* [TRY IT] Return all lines from the entries below in which the word "this" is present.

* [RECORDS FOR THE TASK]
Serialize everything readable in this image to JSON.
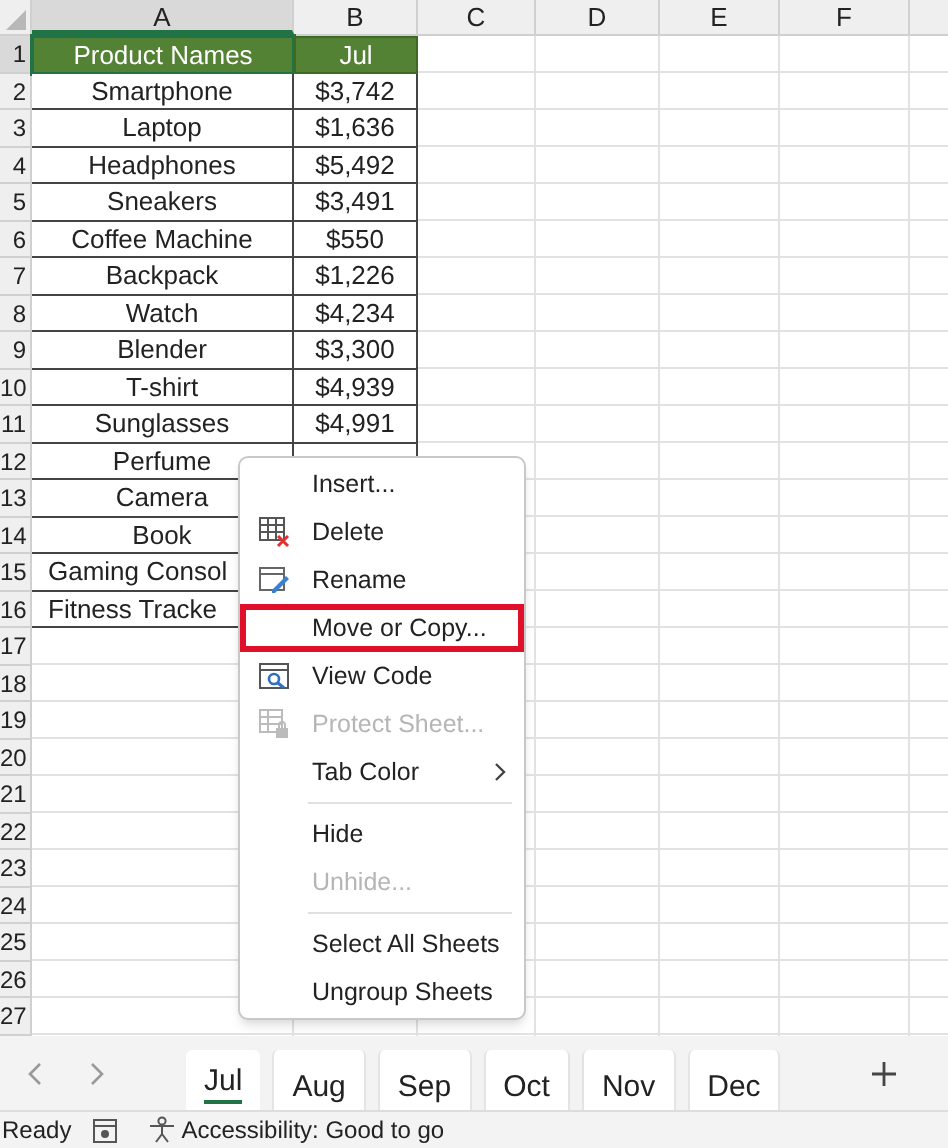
{
  "columns": [
    {
      "label": "A",
      "selected": true
    },
    {
      "label": "B",
      "selected": false
    },
    {
      "label": "C",
      "selected": false
    },
    {
      "label": "D",
      "selected": false
    },
    {
      "label": "E",
      "selected": false
    },
    {
      "label": "F",
      "selected": false
    }
  ],
  "rows": [
    {
      "number": "1",
      "selected": true,
      "kind": "header",
      "cells": [
        "Product Names",
        "Jul"
      ]
    },
    {
      "number": "2",
      "selected": false,
      "kind": "data",
      "cells": [
        "Smartphone",
        "$3,742"
      ]
    },
    {
      "number": "3",
      "selected": false,
      "kind": "data",
      "cells": [
        "Laptop",
        "$1,636"
      ]
    },
    {
      "number": "4",
      "selected": false,
      "kind": "data",
      "cells": [
        "Headphones",
        "$5,492"
      ]
    },
    {
      "number": "5",
      "selected": false,
      "kind": "data",
      "cells": [
        "Sneakers",
        "$3,491"
      ]
    },
    {
      "number": "6",
      "selected": false,
      "kind": "data",
      "cells": [
        "Coffee Machine",
        "$550"
      ]
    },
    {
      "number": "7",
      "selected": false,
      "kind": "data",
      "cells": [
        "Backpack",
        "$1,226"
      ]
    },
    {
      "number": "8",
      "selected": false,
      "kind": "data",
      "cells": [
        "Watch",
        "$4,234"
      ]
    },
    {
      "number": "9",
      "selected": false,
      "kind": "data",
      "cells": [
        "Blender",
        "$3,300"
      ]
    },
    {
      "number": "10",
      "selected": false,
      "kind": "data",
      "cells": [
        "T-shirt",
        "$4,939"
      ]
    },
    {
      "number": "11",
      "selected": false,
      "kind": "data",
      "cells": [
        "Sunglasses",
        "$4,991"
      ]
    },
    {
      "number": "12",
      "selected": false,
      "kind": "data",
      "cells": [
        "Perfume"
      ]
    },
    {
      "number": "13",
      "selected": false,
      "kind": "data",
      "cells": [
        "Camera"
      ]
    },
    {
      "number": "14",
      "selected": false,
      "kind": "data",
      "cells": [
        "Book"
      ]
    },
    {
      "number": "15",
      "selected": false,
      "kind": "cut",
      "cells": [
        "Gaming Consol"
      ]
    },
    {
      "number": "16",
      "selected": false,
      "kind": "cut",
      "cells": [
        "Fitness Tracke"
      ]
    },
    {
      "number": "17",
      "selected": false,
      "kind": "empty",
      "cells": []
    },
    {
      "number": "18",
      "selected": false,
      "kind": "empty",
      "cells": []
    },
    {
      "number": "19",
      "selected": false,
      "kind": "empty",
      "cells": []
    },
    {
      "number": "20",
      "selected": false,
      "kind": "empty",
      "cells": []
    },
    {
      "number": "21",
      "selected": false,
      "kind": "empty",
      "cells": []
    },
    {
      "number": "22",
      "selected": false,
      "kind": "empty",
      "cells": []
    },
    {
      "number": "23",
      "selected": false,
      "kind": "empty",
      "cells": []
    },
    {
      "number": "24",
      "selected": false,
      "kind": "empty",
      "cells": []
    },
    {
      "number": "25",
      "selected": false,
      "kind": "empty",
      "cells": []
    },
    {
      "number": "26",
      "selected": false,
      "kind": "empty",
      "cells": []
    },
    {
      "number": "27",
      "selected": false,
      "kind": "empty",
      "cells": []
    }
  ],
  "context_menu": [
    {
      "kind": "plain",
      "label": "Insert...",
      "disabled": false,
      "highlighted": false
    },
    {
      "kind": "delete",
      "label": "Delete",
      "disabled": false,
      "highlighted": false
    },
    {
      "kind": "rename",
      "label": "Rename",
      "disabled": false,
      "highlighted": false
    },
    {
      "kind": "plain",
      "label": "Move or Copy...",
      "disabled": false,
      "highlighted": true
    },
    {
      "kind": "code",
      "label": "View Code",
      "disabled": false,
      "highlighted": false
    },
    {
      "kind": "protect",
      "label": "Protect Sheet...",
      "disabled": true,
      "highlighted": false
    },
    {
      "kind": "submenu",
      "label": "Tab Color",
      "disabled": false,
      "highlighted": false
    },
    {
      "kind": "separator"
    },
    {
      "kind": "plain",
      "label": "Hide",
      "disabled": false,
      "highlighted": false
    },
    {
      "kind": "plain",
      "label": "Unhide...",
      "disabled": true,
      "highlighted": false
    },
    {
      "kind": "separator"
    },
    {
      "kind": "plain",
      "label": "Select All Sheets",
      "disabled": false,
      "highlighted": false
    },
    {
      "kind": "plain",
      "label": "Ungroup Sheets",
      "disabled": false,
      "highlighted": false
    }
  ],
  "sheet_tabs": [
    {
      "label": "Jul",
      "selected": true
    },
    {
      "label": "Aug",
      "selected": false
    },
    {
      "label": "Sep",
      "selected": false
    },
    {
      "label": "Oct",
      "selected": false
    },
    {
      "label": "Nov",
      "selected": false
    },
    {
      "label": "Dec",
      "selected": false
    }
  ],
  "status_bar": {
    "state": "Ready",
    "accessibility": "Accessibility: Good to go"
  }
}
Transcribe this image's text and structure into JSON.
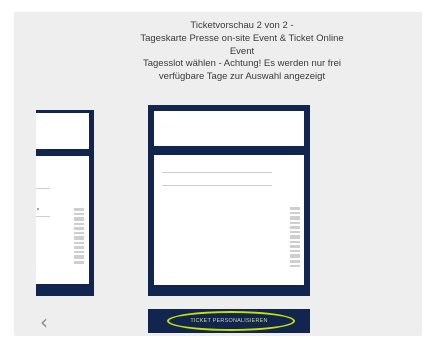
{
  "header": {
    "title_lines": [
      "Ticketvorschau 2 von 2 -",
      "Tageskarte Presse on-site Event & Ticket Online",
      "Event",
      "Tagesslot wählen - Achtung! Es werden nur frei",
      "verfügbare Tage zur Auswahl angezeigt"
    ]
  },
  "carousel": {
    "prev_icon": "chevron-left-icon",
    "prev_glyph": "‹"
  },
  "actions": {
    "personalize_label": "TICKET PERSONALISIEREN"
  },
  "colors": {
    "ticket_navy": "#11254e",
    "panel_bg": "#eeeeee",
    "highlight": "#c8e000"
  }
}
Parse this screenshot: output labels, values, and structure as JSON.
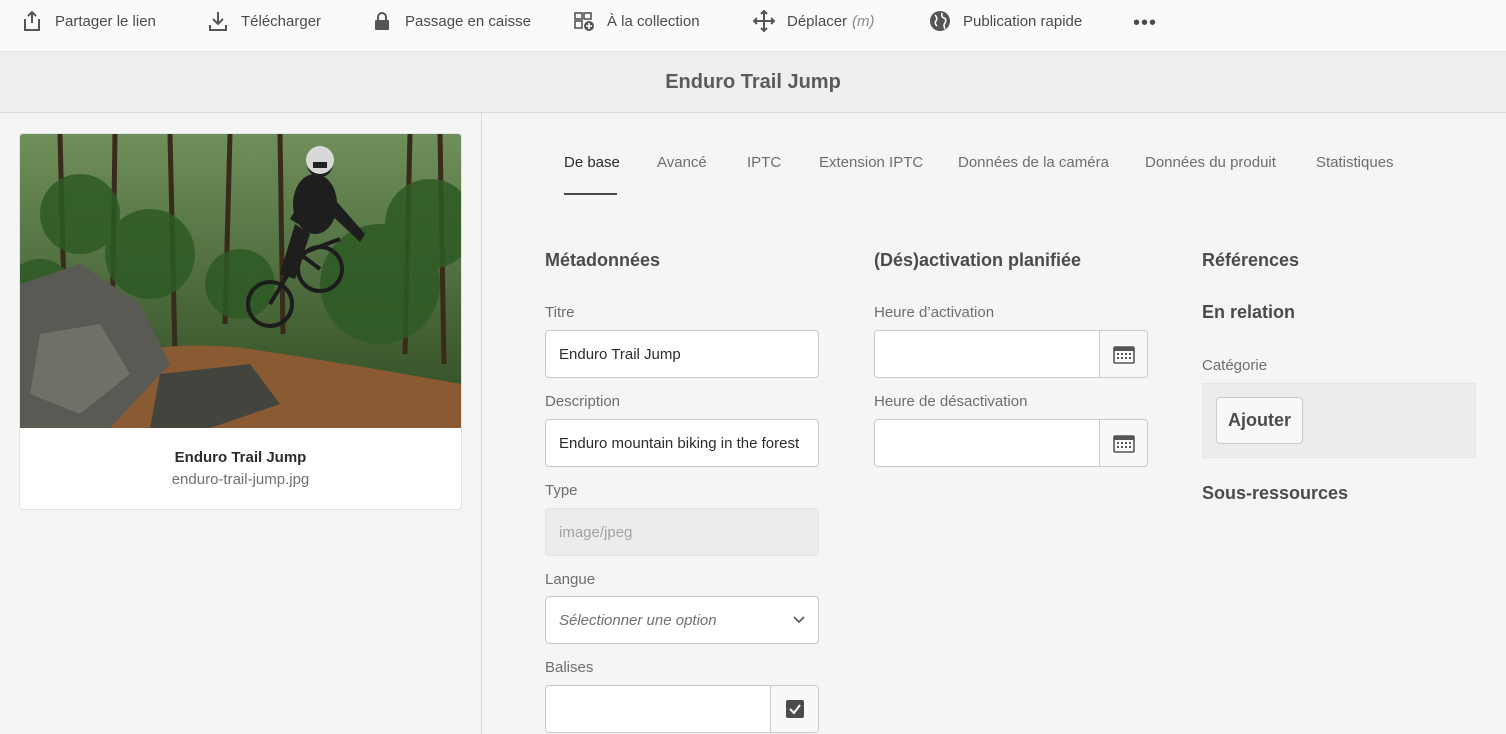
{
  "toolbar": {
    "items": [
      {
        "label": "Partager le lien",
        "icon": "share-icon"
      },
      {
        "label": "Télécharger",
        "icon": "download-icon"
      },
      {
        "label": "Passage en caisse",
        "icon": "lock-icon"
      },
      {
        "label": "À la collection",
        "icon": "add-to-collection-icon"
      },
      {
        "label": "Déplacer",
        "icon": "move-icon",
        "shortcut": "(m)"
      },
      {
        "label": "Publication rapide",
        "icon": "globe-icon"
      }
    ],
    "more": "•••"
  },
  "header": {
    "title": "Enduro Trail Jump"
  },
  "asset_card": {
    "title": "Enduro Trail Jump",
    "filename": "enduro-trail-jump.jpg"
  },
  "tabs": [
    {
      "label": "De base",
      "active": true
    },
    {
      "label": "Avancé"
    },
    {
      "label": "IPTC"
    },
    {
      "label": "Extension IPTC"
    },
    {
      "label": "Données de la caméra"
    },
    {
      "label": "Données du produit"
    },
    {
      "label": "Statistiques"
    }
  ],
  "metadata": {
    "heading": "Métadonnées",
    "title_label": "Titre",
    "title_value": "Enduro Trail Jump",
    "description_label": "Description",
    "description_value": "Enduro mountain biking in the forest",
    "type_label": "Type",
    "type_value": "image/jpeg",
    "language_label": "Langue",
    "language_placeholder": "Sélectionner une option",
    "tags_label": "Balises"
  },
  "scheduling": {
    "heading": "(Dés)activation planifiée",
    "on_time_label": "Heure d’activation",
    "off_time_label": "Heure de désactivation"
  },
  "references": {
    "heading": "Références",
    "related_heading": "En relation",
    "category_label": "Catégorie",
    "add_button": "Ajouter",
    "subassets_heading": "Sous-ressources"
  },
  "colors": {
    "text": "#4b4b4b",
    "toolbar_bg": "#fafafa",
    "page_bg": "#f5f5f5",
    "field_border": "#cacaca"
  }
}
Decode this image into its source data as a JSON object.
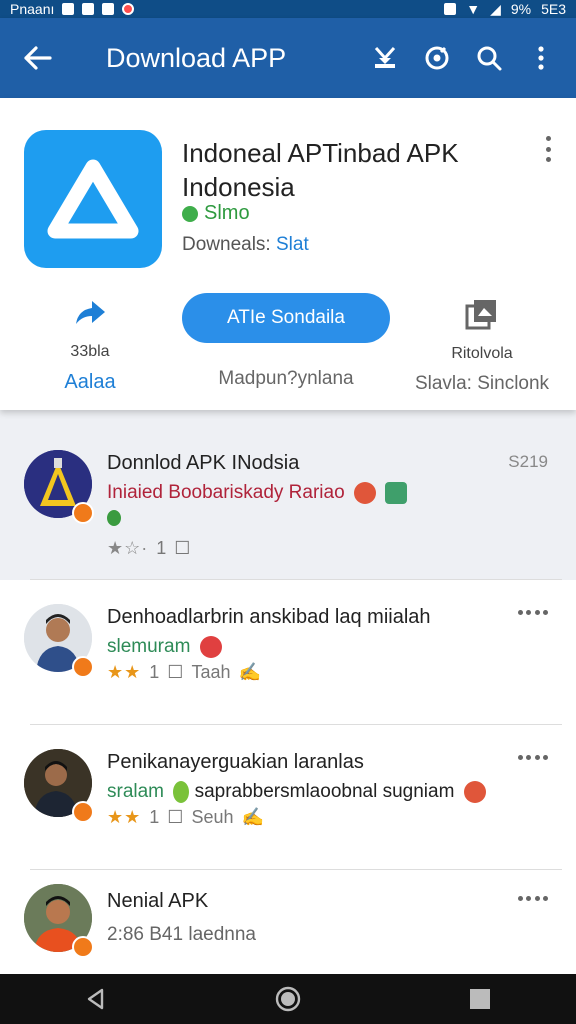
{
  "status_bar": {
    "left_text": "Pnaanı",
    "right_text": "9%",
    "clock": "5E3"
  },
  "appbar": {
    "title": "Download APP",
    "icons": [
      "back-arrow-icon",
      "bookmark-icon",
      "compass-icon",
      "search-icon",
      "more-vert-icon"
    ]
  },
  "app": {
    "name": "Indoneal APTinbad APK Indonesia",
    "developer": "Slmo",
    "downloads_label": "Downeals:",
    "downloads_value": "Slat",
    "share": {
      "label1": "33bla",
      "label2": "Aalaa"
    },
    "install_button": "ATIe Sondaila",
    "install_caption": "Madpun?ynlana",
    "similar": {
      "label1": "Ritolvola",
      "label2": "Slavla: Sinclonk"
    }
  },
  "list": [
    {
      "title": "Donnlod APK INodsia",
      "subtitle": "Iniaied Boobariskady Rariao",
      "subtitle_color": "#b0233a",
      "meta_left": "1",
      "meta_right": "",
      "stars": 1,
      "right_text": "S219",
      "avatar": "app-logo"
    },
    {
      "title": "Denhoadlarbrin anskibad laq miialah",
      "subtitle": "slemuram",
      "subtitle_color": "#2e8b57",
      "meta_left": "1",
      "meta_right": "Taah",
      "stars": 2,
      "right_text": "",
      "avatar": "person-1"
    },
    {
      "title": "Penikanayerguakian laranlas",
      "subtitle": "sralam",
      "subtitle2": "saprabbersmlaoobnal sugniam",
      "subtitle_color": "#2e8b57",
      "meta_left": "1",
      "meta_right": "Seuh",
      "stars": 2,
      "right_text": "",
      "avatar": "person-2"
    },
    {
      "title": "Nenial APK",
      "subtitle": "2:86 B41 laednna",
      "subtitle_color": "#666666",
      "meta_left": "",
      "meta_right": "",
      "stars": 0,
      "right_text": "",
      "avatar": "person-3"
    }
  ],
  "colors": {
    "primary": "#1f5fa7",
    "accent": "#2b8fe9",
    "app_icon": "#1e9df0",
    "star": "#e8961a"
  }
}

* [RESPONSE TO THE TASK]
Serialize everything readable in this image to JSON.
Transcribe this image's text and structure into JSON.
Parse this screenshot: output labels, values, and structure as JSON.
Decode this image into its source data as a JSON object.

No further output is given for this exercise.